Personally and professionally, we are bombarded by information, deadlines, demands, and responsibilities on a daily basis. While it may be true that some of the pressure we feel is inescapable, there are still some choices we have in how we manage ourselves. Take what you eat, for example. Are you choosing for you or is someone else choosing for you? Peer pressure does not make a good dinner companion.
Don’t let social media or an opinionated “live” person choose your food.
It’s said that 63% of consumers are working on managing stress or anxiety. For the first time, this has taken over weight as the health issue people are grappling with, and it can happen at any age. It’s not in my scope to go into all of this in detail, but it is in my scope to talk about health and well-being in terms of food and nutrition, and that is part of the overall process of self-care and well-being.
Every day is a chance to be happy, be proud of our contributions, big and small, and to discover something new. Here are some easy and important things to consider in regards to choices that are in our control. Have a go at it. Start with lunch.
- Enjoy the food choices you make. You’re the one who picked it, so relish each bite. If you aren’t feeling good about what you are eating, make that your motivation. Sometimes there is a disconnect between knowing and doing. Remove the pressure at mealtime. It’s not your job to tell others what to eat, and it’s not their job to tell you what to eat. Food conversations can then be fun and filled with curiosity.
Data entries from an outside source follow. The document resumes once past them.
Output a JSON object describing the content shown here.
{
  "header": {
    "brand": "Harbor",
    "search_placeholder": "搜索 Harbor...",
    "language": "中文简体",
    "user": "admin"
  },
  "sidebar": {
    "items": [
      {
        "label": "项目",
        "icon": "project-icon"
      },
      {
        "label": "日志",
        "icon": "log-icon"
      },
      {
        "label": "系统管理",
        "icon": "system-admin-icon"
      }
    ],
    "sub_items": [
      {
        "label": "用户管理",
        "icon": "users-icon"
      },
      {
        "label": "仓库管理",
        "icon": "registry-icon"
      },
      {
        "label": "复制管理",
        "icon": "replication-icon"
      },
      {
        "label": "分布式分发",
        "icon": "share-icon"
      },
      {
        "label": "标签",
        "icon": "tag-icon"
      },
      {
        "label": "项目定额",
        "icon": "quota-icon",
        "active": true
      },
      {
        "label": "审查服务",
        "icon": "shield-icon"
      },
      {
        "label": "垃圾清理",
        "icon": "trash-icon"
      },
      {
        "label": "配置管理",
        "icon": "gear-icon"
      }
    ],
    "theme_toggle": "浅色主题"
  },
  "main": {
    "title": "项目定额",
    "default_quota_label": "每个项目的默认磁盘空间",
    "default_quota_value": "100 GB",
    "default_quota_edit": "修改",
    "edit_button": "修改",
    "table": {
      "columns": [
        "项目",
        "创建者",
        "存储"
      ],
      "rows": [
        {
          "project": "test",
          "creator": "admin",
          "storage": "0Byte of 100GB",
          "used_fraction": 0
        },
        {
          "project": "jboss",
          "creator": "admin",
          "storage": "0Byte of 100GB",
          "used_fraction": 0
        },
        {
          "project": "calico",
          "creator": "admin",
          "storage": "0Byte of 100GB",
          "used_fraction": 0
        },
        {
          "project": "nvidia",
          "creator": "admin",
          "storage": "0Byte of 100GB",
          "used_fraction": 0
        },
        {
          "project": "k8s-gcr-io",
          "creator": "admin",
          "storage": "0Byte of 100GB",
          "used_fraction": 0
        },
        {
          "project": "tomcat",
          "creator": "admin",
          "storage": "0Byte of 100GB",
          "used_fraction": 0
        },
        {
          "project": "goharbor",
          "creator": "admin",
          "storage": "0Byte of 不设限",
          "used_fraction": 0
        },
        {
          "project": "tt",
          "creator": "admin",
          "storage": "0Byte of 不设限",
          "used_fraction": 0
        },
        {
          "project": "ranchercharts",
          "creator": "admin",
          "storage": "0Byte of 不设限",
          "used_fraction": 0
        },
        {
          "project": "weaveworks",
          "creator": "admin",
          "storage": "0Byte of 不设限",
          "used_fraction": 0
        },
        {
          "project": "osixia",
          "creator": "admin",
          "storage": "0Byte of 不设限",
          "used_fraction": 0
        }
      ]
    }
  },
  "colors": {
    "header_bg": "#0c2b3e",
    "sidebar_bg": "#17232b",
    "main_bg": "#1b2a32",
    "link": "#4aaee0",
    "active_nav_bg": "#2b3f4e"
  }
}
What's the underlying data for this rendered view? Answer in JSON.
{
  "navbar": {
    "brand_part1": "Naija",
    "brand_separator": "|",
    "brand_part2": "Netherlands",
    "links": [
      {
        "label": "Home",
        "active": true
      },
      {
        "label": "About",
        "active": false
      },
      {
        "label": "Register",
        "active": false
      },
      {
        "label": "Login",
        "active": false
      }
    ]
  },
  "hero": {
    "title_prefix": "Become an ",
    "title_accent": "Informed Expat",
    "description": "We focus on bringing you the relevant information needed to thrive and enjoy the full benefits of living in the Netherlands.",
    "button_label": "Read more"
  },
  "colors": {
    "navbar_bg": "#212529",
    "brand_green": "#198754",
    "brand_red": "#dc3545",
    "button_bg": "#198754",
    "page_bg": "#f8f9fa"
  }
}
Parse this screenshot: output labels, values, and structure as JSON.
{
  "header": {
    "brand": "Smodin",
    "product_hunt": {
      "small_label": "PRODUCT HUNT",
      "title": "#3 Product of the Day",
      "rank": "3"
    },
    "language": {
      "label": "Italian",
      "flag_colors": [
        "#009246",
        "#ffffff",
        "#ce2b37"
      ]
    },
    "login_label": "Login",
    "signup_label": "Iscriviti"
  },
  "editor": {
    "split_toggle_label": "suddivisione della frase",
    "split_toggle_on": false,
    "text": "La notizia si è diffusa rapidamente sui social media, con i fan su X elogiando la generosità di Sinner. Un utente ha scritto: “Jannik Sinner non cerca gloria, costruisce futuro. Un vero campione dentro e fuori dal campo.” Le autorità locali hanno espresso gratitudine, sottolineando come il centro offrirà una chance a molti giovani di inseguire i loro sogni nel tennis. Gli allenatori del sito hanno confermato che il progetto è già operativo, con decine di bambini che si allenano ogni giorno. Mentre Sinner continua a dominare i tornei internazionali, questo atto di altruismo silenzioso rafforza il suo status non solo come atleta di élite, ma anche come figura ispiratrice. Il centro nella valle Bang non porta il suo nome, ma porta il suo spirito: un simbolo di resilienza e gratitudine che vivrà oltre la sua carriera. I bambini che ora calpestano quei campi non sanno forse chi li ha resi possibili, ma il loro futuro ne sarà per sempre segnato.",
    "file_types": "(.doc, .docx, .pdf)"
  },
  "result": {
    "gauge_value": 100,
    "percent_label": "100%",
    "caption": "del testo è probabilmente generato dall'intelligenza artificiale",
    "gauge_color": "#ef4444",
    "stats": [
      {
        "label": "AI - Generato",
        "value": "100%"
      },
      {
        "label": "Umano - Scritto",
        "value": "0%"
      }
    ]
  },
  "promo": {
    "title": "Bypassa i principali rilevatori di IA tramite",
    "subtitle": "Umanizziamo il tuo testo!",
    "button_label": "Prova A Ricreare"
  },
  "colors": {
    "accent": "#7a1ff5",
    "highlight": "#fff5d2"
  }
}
- Pick an outfit you wouldn’t mind being remembered in every day. Whether sitting in a cubicle or delivering a life changing speech, clothes are part of our experience. It’s not silly, it’s part of our history and culture.
- Move it. You’ve heard this one before. Our bodies were not made to sit or be still all day long. Take your next meeting on a walk. Go to the restroom that is farther away. Park next to a cart corral at the grocery store farther from the store. Plant a flower. Do a few stretches. It doesn’t have to be an ordeal to do better.
- You don’t have to be good at everything. Everyone is good at something and needs help with something. That’s just how it works. Broaden your network to include people who have different expertise than you do. It’s amazing how fun and helpful it can be to get a peek into someone else’s world. Don’t be afraid to ask questions or admit that you didn’t know something. That information overload has made it easier to see what else is out there. This can be good if we let it.
Small changes can add up to big benefits. What will you have for lunch today?